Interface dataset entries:
= = =

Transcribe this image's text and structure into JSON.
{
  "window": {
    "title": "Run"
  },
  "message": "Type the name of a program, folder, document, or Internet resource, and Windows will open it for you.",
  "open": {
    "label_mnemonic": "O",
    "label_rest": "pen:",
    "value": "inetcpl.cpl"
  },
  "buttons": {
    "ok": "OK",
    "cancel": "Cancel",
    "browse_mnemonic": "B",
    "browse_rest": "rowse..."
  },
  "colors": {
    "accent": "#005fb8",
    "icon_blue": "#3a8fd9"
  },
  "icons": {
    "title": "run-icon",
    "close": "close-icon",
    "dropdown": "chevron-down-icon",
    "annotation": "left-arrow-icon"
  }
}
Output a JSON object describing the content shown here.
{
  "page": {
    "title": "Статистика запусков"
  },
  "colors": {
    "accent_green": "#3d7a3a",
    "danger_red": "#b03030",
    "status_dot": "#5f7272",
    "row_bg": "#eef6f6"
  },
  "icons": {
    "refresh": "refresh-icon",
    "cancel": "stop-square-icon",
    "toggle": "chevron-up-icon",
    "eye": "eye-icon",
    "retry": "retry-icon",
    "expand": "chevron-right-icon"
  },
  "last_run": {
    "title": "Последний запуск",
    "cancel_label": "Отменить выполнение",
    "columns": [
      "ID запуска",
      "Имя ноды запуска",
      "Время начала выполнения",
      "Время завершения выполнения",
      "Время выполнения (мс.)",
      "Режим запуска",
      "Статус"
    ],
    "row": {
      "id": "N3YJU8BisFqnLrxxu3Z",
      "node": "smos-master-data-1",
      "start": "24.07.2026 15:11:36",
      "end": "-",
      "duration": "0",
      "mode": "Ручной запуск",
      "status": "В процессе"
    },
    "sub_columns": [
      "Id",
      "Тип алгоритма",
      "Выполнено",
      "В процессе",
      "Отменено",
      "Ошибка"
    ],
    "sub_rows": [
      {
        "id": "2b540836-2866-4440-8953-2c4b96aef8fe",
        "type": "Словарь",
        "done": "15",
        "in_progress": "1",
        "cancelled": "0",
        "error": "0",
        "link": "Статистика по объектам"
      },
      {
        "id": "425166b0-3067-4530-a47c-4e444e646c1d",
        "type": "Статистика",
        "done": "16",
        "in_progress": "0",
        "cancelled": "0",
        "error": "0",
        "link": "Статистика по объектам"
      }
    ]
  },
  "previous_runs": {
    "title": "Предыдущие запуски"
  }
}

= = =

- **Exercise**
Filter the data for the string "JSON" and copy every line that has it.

- **Completed task**
Transcribe this image's text and structure into JSON.
Output a JSON object describing the content shown here.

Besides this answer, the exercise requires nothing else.